Budget pick of the Ford Fiesta range: 1.25 Style 3dr
Ones to avoid
The Chevrolet Spark came rock bottom in the 2014 JD Power survey, and doesn't look like improving on that any time soon. New prices start at £8695, which makes it look tempting, but there are many better cars on sale at this price.
Chevrolet has also announced it is no longer offering several of its models, including the Spark, in the UK. This means your choice will be limited to cars Chevrolet has in stock, so we'd steer clear.
The Ford Ka is based on the same underpinnings as the charming Fiat 500, but its biggest problem is its pricing. It might start from £9000, but it has so little in the way of equipment that it makes no economic sense. You might be able to haggle a decent discount, but the Ka loses a fair amount of its value over the first few years of its life as well.
To get a Mitsubishi Mirage for less than £10,000 you have to go for the entry-level trim, but we wouldn't recommend buying one at any level.
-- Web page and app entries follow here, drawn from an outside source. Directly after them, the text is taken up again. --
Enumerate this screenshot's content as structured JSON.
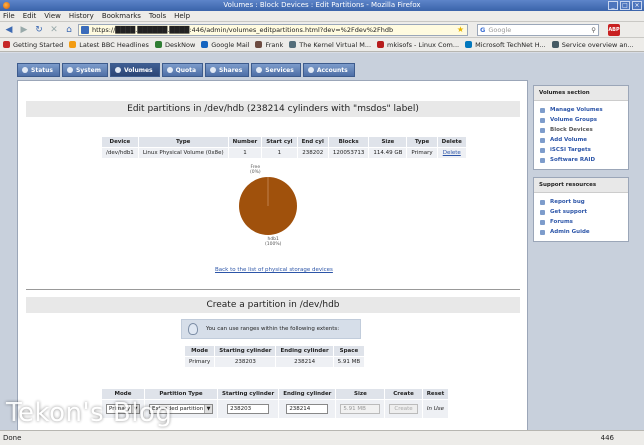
{
  "window": {
    "title": "Volumes : Block Devices : Edit Partitions - Mozilla Firefox"
  },
  "menu": [
    "File",
    "Edit",
    "View",
    "History",
    "Bookmarks",
    "Tools",
    "Help"
  ],
  "nav": {
    "url": "https://████.██████.████:446/admin/volumes_editpartitions.html?dev=%2Fdev%2Fhdb",
    "search_placeholder": "Google"
  },
  "bookmarks": [
    {
      "label": "Getting Started",
      "color": "#c62828"
    },
    {
      "label": "Latest BBC Headlines",
      "color": "#f39c12"
    },
    {
      "label": "DeskNow",
      "color": "#2e7d32"
    },
    {
      "label": "Google Mail",
      "color": "#1565c0"
    },
    {
      "label": "Frank",
      "color": "#6d4c41"
    },
    {
      "label": "The Kernel Virtual M...",
      "color": "#546e7a"
    },
    {
      "label": "mkisofs - Linux Com...",
      "color": "#b71c1c"
    },
    {
      "label": "Microsoft TechNet H...",
      "color": "#0277bd"
    },
    {
      "label": "Service overview an...",
      "color": "#455a64"
    }
  ],
  "tabs": [
    "Status",
    "System",
    "Volumes",
    "Quota",
    "Shares",
    "Services",
    "Accounts"
  ],
  "active_tab": "Volumes",
  "edit": {
    "title": "Edit partitions in /dev/hdb (238214 cylinders with \"msdos\" label)",
    "columns": [
      "Device",
      "Type",
      "Number",
      "Start cyl",
      "End cyl",
      "Blocks",
      "Size",
      "Type",
      "Delete"
    ],
    "rows": [
      [
        "/dev/hdb1",
        "Linux Physical Volume (0x8e)",
        "1",
        "1",
        "238202",
        "120053713",
        "114.49 GB",
        "Primary",
        "Delete"
      ]
    ],
    "pie_free_label": "Free",
    "pie_free_pct": "(0%)",
    "pie_used_label": "hdb1",
    "pie_used_pct": "(100%)",
    "back_link": "Back to the list of physical storage devices"
  },
  "create": {
    "title": "Create a partition in /dev/hdb",
    "info": "You can use ranges within the following extents:",
    "ext_columns": [
      "Mode",
      "Starting cylinder",
      "Ending cylinder",
      "Space"
    ],
    "ext_rows": [
      [
        "Primary",
        "238203",
        "238214",
        "5.91 MB"
      ]
    ],
    "form_columns": [
      "Mode",
      "Partition Type",
      "Starting cylinder",
      "Ending cylinder",
      "Size",
      "Create",
      "Reset"
    ],
    "form": {
      "mode": "Primary",
      "ptype": "Extended partition",
      "start": "238203",
      "end": "238214",
      "size": "5.91 MB",
      "create": "Create",
      "reset": "In Use"
    }
  },
  "volumes_section": {
    "title": "Volumes section",
    "items": [
      "Manage Volumes",
      "Volume Groups",
      "Block Devices",
      "Add Volume",
      "iSCSI Targets",
      "Software RAID"
    ],
    "current": "Block Devices"
  },
  "support": {
    "title": "Support resources",
    "items": [
      "Report bug",
      "Get support",
      "Forums",
      "Admin Guide"
    ]
  },
  "status": {
    "left": "Done",
    "right": "446"
  },
  "watermark": "Tekon's Blog",
  "chart_data": {
    "type": "pie",
    "slices": [
      {
        "label": "hdb1",
        "percent": 100,
        "color": "#a0510c"
      },
      {
        "label": "Free",
        "percent": 0,
        "color": "#e5e5e5"
      }
    ]
  }
}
It's noisy, feels cheap inside, is hard to get comfortable because of a lack of adjustment and is poor to drive compared with its rivals. It is relatively economical, with all models emitting less than 100g/km, but you can get much better models that do the same.